Every day LIN staff monitor hundreds of newspapers and broadcasters, dozens of listservs, web sites, government news sources, press releases and information supplied by our site users to bring you the latest and hottest in leisure, recreation, parks and healthy living. If you have relevant news or events you would like us to publicize, tell us about it.
A recently released report by the McKinsey Global Institute says that the global cost of obesity has risen to $2 trillion annually — nearly as much as smoking or the combined impact of armed violence, war and terrorism. The report focused on the economics of obesity, putting it among the top three social problems generated by human beings. It puts its impact at 2.8 per cent of global gross domestic product.
A study by Resiliency Initiatives and Parks and Recreation Ontario released on National Child Day shows an improvement in children's resiliency during recreation programs. The study involved a questionnaire and more than 200 children, age 6-12, in recreation programs across Canada and showed improvement in core character traits such as adaptability and social connectedness.
"These traits, when fostered, can make a big difference in the way children develop and can have a huge impact on positive mental health," says Dr. Wayne Hammond, President and CEO of Resiliency Initiatives, co-author of the study. "A child's success does not depend on avoiding crisis, but rather to be able to come through it stronger. One of the findings the study revealed was the enhanced capacity of the children to develop positive social relationships – especially with a caring adult which research clearly identifies as one of the more critical protective factors enhancing the development of positive mental health in children."
Parks and Recreation Ontario News Release
City administration has allotted $474,000 in the proposed operating budget to implement new security measures at facilities throughout Edmonton. This will include: beefed up supervision in locker rooms, along with contracting out security guards and peace officers to patrol facilities at peak hours.
Leah Holoiday, metronews.ca
The Parks Forum is a unique event that brings together parks professionals from the 3 levels of government (municipal, provincial and federal) to talk about common issues and opportunities. Other delegates include allied stakeholders, NGO partners, researchers, educators and students with an interest in parks and open space. The 2015 Forum will be on March 12-14th, 2015, in Canmore, Alberta.
The theme for the Forum is “Connections”. Parks create Connections – connections with nature, connections with health, connections with other sectors and other people and even connections with our inner self.
The deadline for the call for presentations is November 30, 2014.

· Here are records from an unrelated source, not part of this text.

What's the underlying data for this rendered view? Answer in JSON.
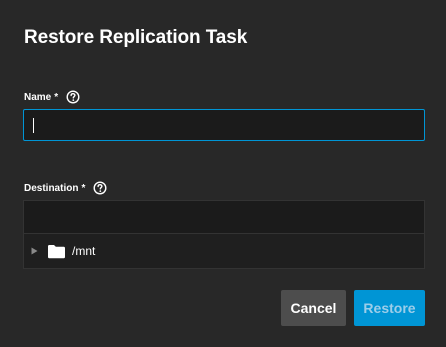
{
  "dialog": {
    "title": "Restore Replication Task"
  },
  "fields": {
    "name": {
      "label": "Name",
      "required_marker": "*",
      "value": "",
      "help_icon": "help-circle-icon"
    },
    "destination": {
      "label": "Destination",
      "required_marker": "*",
      "value": "",
      "help_icon": "help-circle-icon"
    }
  },
  "tree": {
    "nodes": [
      {
        "label": "/mnt",
        "icon": "folder-icon",
        "expanded": false
      }
    ]
  },
  "buttons": {
    "cancel_label": "Cancel",
    "restore_label": "Restore",
    "restore_enabled": false
  },
  "colors": {
    "background": "#282828",
    "accent": "#0095d5",
    "input_background": "#1b1b1b",
    "cancel_button": "#4d4d4d",
    "restore_text_disabled": "#9ccde9"
  }
}
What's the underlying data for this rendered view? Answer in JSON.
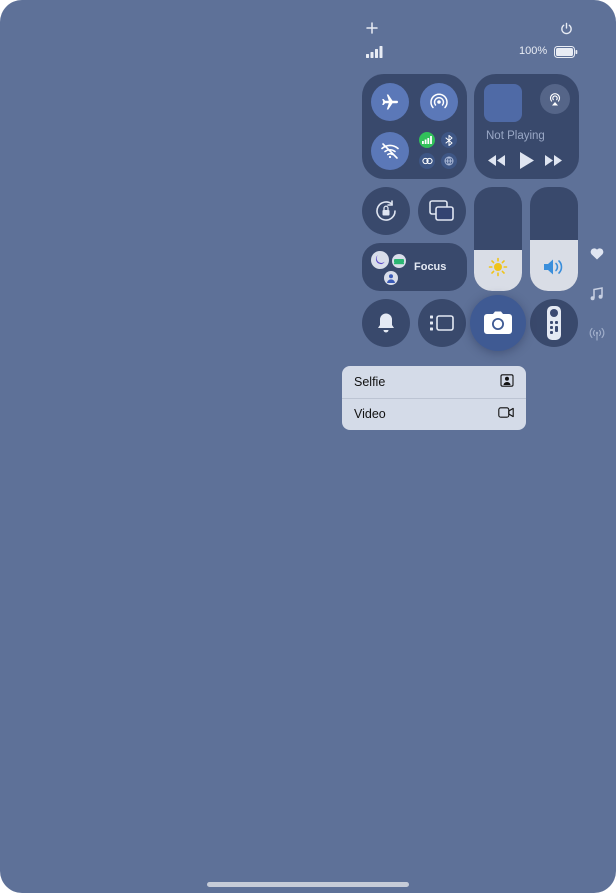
{
  "status_bar": {
    "add_icon": "plus-icon",
    "power_icon": "power-icon",
    "battery_text": "100%"
  },
  "connectivity": {
    "airplane_icon": "airplane-icon",
    "airdrop_icon": "airdrop-icon",
    "wifi_icon": "wifi-off-icon",
    "cellular_icon": "cellular-icon",
    "bluetooth_icon": "bluetooth-icon",
    "hotspot_icon": "hotspot-icon",
    "vpn_icon": "vpn-icon",
    "cellular_color": "#31c15a"
  },
  "media": {
    "status": "Not Playing",
    "airplay_icon": "airplay-icon"
  },
  "focus": {
    "label": "Focus"
  },
  "sliders": {
    "brightness": {
      "level": 0.39
    },
    "volume": {
      "level": 0.49
    }
  },
  "side_icons": [
    "heart-icon",
    "music-note-icon",
    "broadcast-icon"
  ],
  "camera_menu": {
    "items": [
      {
        "label": "Selfie",
        "icon": "selfie-portrait-icon"
      },
      {
        "label": "Video",
        "icon": "video-camera-icon"
      }
    ]
  },
  "colors": {
    "background": "#5e7198",
    "tile": "#233050",
    "accent_blue": "#5b78b8",
    "menu_bg": "#d4dbe8"
  }
}
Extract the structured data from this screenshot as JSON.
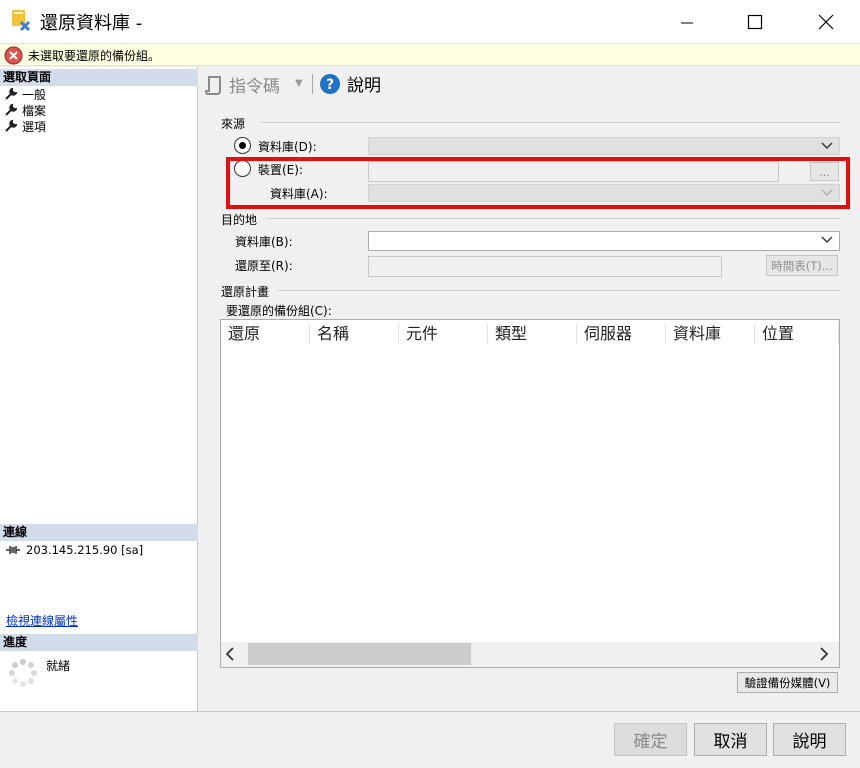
{
  "window": {
    "title": "還原資料庫 -",
    "app_icon": "restore-database-icon",
    "controls": [
      "minimize-icon",
      "maximize-icon",
      "close-icon"
    ]
  },
  "error_bar": {
    "icon": "error-icon",
    "message": "未選取要還原的備份組。"
  },
  "left_pane": {
    "select_page_header": "選取頁面",
    "pages": [
      {
        "label": "一般",
        "icon": "wrench-icon"
      },
      {
        "label": "檔案",
        "icon": "wrench-icon"
      },
      {
        "label": "選項",
        "icon": "wrench-icon"
      }
    ],
    "connection_header": "連線",
    "connection": "203.145.215.90 [sa]",
    "connection_icon": "connection-icon",
    "view_connection_link": "檢視連線屬性",
    "progress_header": "進度",
    "progress_status": "就緒",
    "progress_icon": "spinner-icon"
  },
  "toolbar": {
    "script_label": "指令碼",
    "script_icon": "script-icon",
    "help_label": "說明",
    "help_icon": "help-icon"
  },
  "source": {
    "title": "來源",
    "database_radio": "資料庫(D):",
    "database_selected": true,
    "device_radio": "裝置(E):",
    "device_selected": false,
    "device_browse": "...",
    "device_database_label": "資料庫(A):"
  },
  "destination": {
    "title": "目的地",
    "database_label": "資料庫(B):",
    "restore_to_label": "還原至(R):",
    "timeline_button": "時間表(T)..."
  },
  "restore_plan": {
    "title": "還原計畫",
    "backup_sets_label": "要還原的備份組(C):",
    "columns": [
      "還原",
      "名稱",
      "元件",
      "類型",
      "伺服器",
      "資料庫",
      "位置"
    ],
    "rows": []
  },
  "verify_button": "驗證備份媒體(V)",
  "buttons": {
    "ok": "確定",
    "cancel": "取消",
    "help": "說明"
  },
  "colors": {
    "highlight": "#e01010",
    "section_header": "#d3dceb",
    "error_bar": "#ffffe1",
    "help_blue": "#1e72c8"
  }
}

Citing data presented in the 2014 Active Healthy Kids Canada report card which tells us that only 7 per cent of Canadian kids ages five to 11 years are active enough to meet Canada’s basic daily physical-activity guidelines, Jim Grove talks about the need to make children's physical activity a public health priority.
Jim Grove, Globe and Mail
With cost of land and density rising in major North American urban centres, developers and urban planners are increasingly turning to the "remnant lands" of cities to build new parks and public spaces.
Marlene Leung, CTV News
Halifax councillors are trying to decide if they should change the way certain recreational centres are paid for. Many rural and suburban districts pay a local levy to operate the facilities, while most urban centres are covered through general taxes. A new staff report points out there are at least 10 recreational centres where the operating funds are raised by a local tax rate. That means an extra tax for homes in a limited area.
Fort Nelson's community trail recently received $247,000 from the federal government's Community Infrastructure Improvement Fund (CIIF) for improving accessibility for strollers and those with mobility issues, as well as improving parking. The municipality plans to wrap the trail around the entire town of Fort Nelson. Earlier in the year, two new lookouts were built on the trail, which now extends to over 10 kilometres.
David Dyck, Alaska Highway News
Fort Worth Mayor Betsey Price says: “Great cities all have strong parks. If you look at some of our European model cities, it you look at some of our Asian cities, they all have strong parks,” she says. “In the end, for cities to be very vibrant and very strong, citizens have to be engaged. They have to know each other. They have to know a little bit about their city. They have to know their elected officials. There’s no better place to do that than get people out in a green space, on a trail, along the river, wherever it might be.”
Alexis Stephens, Next City
Members of three remote native communities are in Sydney, Australia, this week, where the World Parks Congress is holding its sixth international summit. They're part of a global movement showcasing ways to balance aboriginal rights, cultural protection, resource development and environmental stewardship.
The Congress is held every ten years to discuss biodiversity, conservation and the state of the world's parks and protected areas.
Bruce Cheadle, Canadian Press, Winnipeg Free Press